A motorcycle expert I am not, but I've been around enough to know a Goldwing originates from the other side of the Pacific. Merely uttering "Harley" and "Goldwing" in the same breath is sacrilege in certain circles, possibly punishable by a severe pummeling. But I decided to let the misnomer slide in pursuit of more important information. In a bizarre father-daughter roll reversal, I began the rapid-fire succession of questions: "Does he even know how to ride one of those things? How did he get it home from the store? Does he at least wear a helmet? I hope he's not going on any busy streets with that thing."

No, he did not drive it home from the store. A big silver truck dropped it off in the driveway last week. Yes, he wears a helmet and is going to take riding lessons. And so far, he has only navigated the mean streets of the immediate neighborhood.

"He took it up the road the other day and stalled out in front of the Buckley's house. He had to push it down the hill to get it started," she said with a mix of dread and amusement. And then the focus shifted. "I hope he gets arm rests. My friend Robin said it's just awful going on long rides without the arm rests in the back. Your father says they're too expensive."

Now my mom, too? What next? Matching tattoos and weekend excursions to Sturgis? Bellying up at Orio's in his-and-hers leathers? I could see it now: Terry and Sue making their way down Main Avenue during the rally parade, right behind the guy with the blow-up doll.

And then I realized, that would be pretty cool hilariously funny, potentially embarrassing, but cool. While other people's parents would be logging miles to the bingo parlor, mine would be logging miles on the open road. What better way to spend one's golden years than on the back of a Goldwing (or whatever it was, never did ascertain that)? While my siblings and I may age a little every time my parents head out, riding can only serve to keep my parents young.
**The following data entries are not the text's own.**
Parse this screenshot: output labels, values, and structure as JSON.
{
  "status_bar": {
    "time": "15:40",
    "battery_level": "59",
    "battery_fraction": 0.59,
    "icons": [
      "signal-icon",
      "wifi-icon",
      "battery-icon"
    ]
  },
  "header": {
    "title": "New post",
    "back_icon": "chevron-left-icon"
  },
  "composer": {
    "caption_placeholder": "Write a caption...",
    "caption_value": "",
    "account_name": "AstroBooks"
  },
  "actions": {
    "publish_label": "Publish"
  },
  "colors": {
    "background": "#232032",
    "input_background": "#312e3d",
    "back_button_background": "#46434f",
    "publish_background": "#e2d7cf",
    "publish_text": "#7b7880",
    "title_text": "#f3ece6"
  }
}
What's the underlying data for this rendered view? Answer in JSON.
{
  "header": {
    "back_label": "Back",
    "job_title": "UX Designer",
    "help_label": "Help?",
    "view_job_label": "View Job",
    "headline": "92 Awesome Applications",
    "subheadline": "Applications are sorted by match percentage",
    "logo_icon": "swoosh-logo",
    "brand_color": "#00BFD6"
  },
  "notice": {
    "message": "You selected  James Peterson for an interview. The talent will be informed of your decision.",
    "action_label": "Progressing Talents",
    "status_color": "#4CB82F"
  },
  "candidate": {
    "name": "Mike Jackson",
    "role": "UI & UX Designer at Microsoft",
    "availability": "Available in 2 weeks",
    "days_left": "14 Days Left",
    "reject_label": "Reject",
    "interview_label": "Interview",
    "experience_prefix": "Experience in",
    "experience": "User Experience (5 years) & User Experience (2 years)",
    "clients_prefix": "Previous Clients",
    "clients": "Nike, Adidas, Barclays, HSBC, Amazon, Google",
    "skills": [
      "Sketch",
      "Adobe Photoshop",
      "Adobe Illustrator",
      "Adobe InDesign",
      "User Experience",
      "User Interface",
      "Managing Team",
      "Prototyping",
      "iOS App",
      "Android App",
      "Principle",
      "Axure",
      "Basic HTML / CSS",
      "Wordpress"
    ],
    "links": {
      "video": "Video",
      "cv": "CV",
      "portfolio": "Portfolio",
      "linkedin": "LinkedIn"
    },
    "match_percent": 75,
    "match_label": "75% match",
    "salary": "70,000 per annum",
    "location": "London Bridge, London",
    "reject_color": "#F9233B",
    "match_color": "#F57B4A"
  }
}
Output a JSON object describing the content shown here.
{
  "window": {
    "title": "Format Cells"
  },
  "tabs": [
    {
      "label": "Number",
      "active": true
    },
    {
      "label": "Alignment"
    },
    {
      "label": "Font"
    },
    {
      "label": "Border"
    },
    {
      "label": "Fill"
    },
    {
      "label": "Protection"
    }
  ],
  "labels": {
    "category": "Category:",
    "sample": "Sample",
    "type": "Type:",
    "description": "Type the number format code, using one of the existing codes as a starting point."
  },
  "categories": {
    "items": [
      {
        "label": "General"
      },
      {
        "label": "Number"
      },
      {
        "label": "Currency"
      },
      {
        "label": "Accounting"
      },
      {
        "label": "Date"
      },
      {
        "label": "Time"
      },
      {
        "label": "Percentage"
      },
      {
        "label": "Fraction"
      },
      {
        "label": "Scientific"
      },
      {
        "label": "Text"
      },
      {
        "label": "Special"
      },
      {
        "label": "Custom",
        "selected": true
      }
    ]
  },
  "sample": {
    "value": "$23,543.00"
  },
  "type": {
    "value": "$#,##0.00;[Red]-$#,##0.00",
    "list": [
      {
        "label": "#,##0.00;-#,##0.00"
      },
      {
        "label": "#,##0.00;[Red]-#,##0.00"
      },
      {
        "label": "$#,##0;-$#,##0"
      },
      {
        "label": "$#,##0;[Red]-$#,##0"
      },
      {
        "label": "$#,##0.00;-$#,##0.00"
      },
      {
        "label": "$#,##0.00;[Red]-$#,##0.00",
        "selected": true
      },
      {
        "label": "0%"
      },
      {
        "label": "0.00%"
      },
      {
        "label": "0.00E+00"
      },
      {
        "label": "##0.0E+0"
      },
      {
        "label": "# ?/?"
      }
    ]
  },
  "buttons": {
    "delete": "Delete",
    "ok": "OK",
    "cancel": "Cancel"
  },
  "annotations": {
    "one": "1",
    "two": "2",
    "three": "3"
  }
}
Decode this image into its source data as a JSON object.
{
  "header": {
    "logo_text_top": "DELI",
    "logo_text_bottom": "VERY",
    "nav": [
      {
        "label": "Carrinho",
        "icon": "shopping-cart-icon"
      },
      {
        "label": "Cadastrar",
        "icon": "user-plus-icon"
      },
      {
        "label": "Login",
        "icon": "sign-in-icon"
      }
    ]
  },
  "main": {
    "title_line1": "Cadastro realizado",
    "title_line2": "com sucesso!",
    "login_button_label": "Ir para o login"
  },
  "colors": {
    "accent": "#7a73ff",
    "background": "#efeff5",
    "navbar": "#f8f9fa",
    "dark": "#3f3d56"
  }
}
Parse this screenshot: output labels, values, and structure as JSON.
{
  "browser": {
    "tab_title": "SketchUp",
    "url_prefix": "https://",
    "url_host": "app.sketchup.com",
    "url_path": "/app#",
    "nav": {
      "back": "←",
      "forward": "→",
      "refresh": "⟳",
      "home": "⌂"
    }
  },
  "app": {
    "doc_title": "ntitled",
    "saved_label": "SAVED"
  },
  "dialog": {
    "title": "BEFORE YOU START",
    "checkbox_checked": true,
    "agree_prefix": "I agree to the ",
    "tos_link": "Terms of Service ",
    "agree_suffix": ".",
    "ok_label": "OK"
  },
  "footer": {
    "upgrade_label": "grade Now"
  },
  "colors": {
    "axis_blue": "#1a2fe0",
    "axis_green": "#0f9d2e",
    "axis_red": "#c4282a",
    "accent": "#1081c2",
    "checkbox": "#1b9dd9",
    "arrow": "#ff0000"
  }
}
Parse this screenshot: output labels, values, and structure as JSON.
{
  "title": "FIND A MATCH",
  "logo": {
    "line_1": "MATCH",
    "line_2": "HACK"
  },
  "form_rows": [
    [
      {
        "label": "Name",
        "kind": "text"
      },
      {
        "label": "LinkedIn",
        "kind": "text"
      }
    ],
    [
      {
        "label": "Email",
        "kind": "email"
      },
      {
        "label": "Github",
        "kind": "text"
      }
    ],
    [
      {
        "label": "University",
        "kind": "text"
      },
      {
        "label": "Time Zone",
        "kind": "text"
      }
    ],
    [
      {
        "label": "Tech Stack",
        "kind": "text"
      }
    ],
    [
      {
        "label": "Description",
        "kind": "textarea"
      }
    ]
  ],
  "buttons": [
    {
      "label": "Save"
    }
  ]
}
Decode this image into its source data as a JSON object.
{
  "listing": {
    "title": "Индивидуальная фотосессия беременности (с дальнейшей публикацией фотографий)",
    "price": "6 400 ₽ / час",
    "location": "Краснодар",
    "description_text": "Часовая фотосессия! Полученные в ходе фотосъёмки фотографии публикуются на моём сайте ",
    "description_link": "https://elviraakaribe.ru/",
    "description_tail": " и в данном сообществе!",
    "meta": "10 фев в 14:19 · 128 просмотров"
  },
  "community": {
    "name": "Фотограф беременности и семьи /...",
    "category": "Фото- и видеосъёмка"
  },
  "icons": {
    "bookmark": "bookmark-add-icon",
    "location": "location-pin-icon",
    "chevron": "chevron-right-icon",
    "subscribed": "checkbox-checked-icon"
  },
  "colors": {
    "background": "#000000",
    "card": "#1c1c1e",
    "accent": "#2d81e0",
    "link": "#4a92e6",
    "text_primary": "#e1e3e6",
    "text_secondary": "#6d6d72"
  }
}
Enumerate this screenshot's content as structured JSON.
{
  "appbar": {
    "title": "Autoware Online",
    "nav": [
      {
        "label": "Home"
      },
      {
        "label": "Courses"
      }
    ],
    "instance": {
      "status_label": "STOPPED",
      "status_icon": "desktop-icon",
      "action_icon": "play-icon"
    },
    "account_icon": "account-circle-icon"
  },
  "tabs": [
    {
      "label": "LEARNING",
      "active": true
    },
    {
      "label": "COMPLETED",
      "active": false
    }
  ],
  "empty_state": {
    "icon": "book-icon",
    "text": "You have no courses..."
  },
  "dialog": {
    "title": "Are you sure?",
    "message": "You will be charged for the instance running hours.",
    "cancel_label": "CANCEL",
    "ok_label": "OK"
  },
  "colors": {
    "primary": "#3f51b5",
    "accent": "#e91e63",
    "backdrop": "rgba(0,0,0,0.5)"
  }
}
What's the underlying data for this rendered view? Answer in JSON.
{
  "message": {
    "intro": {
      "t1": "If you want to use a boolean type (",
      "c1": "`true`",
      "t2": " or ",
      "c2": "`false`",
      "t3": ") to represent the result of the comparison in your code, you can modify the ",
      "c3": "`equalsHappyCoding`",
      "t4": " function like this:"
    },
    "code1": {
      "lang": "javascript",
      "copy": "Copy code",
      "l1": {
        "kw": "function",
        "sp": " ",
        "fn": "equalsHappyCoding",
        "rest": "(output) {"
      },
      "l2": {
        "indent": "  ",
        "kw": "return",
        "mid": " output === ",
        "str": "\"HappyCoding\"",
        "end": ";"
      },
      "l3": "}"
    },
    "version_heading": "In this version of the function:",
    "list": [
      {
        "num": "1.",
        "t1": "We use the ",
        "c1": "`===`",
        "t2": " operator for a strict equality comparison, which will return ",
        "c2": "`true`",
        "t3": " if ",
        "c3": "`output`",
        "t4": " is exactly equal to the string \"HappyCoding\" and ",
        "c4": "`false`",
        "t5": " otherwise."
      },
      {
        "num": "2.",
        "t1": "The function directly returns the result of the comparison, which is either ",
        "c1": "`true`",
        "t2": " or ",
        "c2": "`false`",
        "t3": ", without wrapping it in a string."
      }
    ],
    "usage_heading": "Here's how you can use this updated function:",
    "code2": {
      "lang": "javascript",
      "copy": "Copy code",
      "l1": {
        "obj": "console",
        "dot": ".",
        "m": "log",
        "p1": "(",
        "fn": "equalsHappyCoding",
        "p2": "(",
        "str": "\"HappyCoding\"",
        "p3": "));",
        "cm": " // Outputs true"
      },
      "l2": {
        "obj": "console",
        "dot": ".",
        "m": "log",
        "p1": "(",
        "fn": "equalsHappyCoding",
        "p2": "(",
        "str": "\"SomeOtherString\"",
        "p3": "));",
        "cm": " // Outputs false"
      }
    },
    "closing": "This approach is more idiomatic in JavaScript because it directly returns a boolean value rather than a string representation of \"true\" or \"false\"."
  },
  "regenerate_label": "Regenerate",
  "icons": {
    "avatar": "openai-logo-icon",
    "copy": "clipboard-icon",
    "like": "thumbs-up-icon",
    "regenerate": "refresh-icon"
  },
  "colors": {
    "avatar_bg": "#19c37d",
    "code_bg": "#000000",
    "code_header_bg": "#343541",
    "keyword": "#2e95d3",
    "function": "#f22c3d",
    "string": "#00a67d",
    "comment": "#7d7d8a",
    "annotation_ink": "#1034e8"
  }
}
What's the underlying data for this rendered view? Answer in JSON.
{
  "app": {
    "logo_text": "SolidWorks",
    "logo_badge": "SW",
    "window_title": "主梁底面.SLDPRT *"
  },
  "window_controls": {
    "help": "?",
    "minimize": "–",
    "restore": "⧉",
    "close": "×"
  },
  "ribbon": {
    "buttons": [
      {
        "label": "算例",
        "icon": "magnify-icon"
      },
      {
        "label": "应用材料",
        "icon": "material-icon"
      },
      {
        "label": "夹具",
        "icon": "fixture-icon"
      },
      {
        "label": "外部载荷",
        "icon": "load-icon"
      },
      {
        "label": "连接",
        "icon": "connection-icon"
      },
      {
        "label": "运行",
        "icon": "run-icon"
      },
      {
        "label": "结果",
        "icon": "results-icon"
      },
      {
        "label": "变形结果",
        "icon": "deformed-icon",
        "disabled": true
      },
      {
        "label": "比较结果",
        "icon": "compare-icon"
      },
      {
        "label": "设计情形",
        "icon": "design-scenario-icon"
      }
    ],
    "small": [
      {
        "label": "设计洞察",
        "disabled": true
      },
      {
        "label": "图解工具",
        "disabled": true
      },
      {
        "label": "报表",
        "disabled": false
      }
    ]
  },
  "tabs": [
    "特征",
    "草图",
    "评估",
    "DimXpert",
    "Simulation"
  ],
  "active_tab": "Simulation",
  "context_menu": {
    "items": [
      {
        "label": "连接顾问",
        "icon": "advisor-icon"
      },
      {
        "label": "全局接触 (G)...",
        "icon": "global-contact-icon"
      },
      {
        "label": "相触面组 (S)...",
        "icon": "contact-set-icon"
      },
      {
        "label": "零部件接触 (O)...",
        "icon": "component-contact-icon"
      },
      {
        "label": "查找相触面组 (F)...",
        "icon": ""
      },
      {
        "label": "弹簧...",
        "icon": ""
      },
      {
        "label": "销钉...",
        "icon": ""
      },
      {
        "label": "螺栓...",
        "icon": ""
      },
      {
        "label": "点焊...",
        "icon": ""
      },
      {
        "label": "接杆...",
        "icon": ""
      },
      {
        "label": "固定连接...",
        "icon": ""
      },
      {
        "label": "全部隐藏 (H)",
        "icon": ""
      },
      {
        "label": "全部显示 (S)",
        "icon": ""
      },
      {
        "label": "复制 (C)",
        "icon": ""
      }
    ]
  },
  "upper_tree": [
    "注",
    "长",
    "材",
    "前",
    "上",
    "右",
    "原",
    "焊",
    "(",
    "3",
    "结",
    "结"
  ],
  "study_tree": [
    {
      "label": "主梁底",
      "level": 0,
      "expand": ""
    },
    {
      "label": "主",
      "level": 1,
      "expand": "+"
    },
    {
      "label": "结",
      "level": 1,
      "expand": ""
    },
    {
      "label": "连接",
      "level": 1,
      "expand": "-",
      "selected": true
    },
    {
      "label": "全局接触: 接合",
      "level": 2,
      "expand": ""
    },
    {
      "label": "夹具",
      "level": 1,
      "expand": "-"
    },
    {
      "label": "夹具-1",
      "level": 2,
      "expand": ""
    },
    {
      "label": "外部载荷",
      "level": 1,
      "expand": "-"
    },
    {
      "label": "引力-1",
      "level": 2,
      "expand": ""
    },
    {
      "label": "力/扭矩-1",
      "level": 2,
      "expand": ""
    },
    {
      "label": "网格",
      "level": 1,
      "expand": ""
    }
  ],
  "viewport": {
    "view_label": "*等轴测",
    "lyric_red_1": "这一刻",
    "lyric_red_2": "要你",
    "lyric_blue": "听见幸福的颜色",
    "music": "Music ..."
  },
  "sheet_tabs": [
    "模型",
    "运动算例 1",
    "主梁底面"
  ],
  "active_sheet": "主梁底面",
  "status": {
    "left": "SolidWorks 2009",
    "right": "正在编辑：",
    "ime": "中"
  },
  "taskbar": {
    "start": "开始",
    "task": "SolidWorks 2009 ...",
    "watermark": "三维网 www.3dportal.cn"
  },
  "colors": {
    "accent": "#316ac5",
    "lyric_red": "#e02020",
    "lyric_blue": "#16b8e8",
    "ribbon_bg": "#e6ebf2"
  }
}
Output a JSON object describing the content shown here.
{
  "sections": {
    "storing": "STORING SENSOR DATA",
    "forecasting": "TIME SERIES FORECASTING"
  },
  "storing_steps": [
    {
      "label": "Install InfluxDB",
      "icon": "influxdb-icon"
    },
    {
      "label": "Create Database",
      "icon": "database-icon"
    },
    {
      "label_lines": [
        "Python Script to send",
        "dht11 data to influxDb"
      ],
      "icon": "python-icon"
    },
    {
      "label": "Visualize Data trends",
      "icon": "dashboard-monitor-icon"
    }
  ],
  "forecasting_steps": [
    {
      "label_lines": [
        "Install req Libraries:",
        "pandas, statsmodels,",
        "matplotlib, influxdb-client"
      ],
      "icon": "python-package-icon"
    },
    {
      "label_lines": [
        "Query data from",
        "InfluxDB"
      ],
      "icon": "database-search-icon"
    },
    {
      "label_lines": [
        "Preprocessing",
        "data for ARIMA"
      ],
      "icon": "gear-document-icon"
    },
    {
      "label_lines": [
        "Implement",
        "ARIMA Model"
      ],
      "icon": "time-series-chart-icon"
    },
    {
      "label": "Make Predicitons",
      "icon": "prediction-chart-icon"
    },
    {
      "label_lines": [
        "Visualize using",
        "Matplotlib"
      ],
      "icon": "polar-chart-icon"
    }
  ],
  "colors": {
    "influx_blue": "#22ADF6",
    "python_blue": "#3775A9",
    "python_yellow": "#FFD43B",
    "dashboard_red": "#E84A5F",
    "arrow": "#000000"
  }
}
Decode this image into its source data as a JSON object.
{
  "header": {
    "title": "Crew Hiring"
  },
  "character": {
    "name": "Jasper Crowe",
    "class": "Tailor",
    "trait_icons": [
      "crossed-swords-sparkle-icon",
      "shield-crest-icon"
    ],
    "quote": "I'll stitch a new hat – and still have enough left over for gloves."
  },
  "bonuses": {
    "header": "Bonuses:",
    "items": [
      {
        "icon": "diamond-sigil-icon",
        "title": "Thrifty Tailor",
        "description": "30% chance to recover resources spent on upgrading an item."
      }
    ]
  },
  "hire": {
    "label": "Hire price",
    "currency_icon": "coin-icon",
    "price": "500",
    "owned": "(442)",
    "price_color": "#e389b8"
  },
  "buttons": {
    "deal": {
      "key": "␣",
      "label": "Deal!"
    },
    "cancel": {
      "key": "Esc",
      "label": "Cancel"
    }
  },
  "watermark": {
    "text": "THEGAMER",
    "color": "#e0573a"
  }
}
So, if you ever happen to see a "Harley Goldwing" with Minnesota plates and no armrests on the back, pass with care. Oh, and make sure they're wearing their helmets.

Missy Votel




News Index Second Index Opinion Index Classifieds Index Contact Index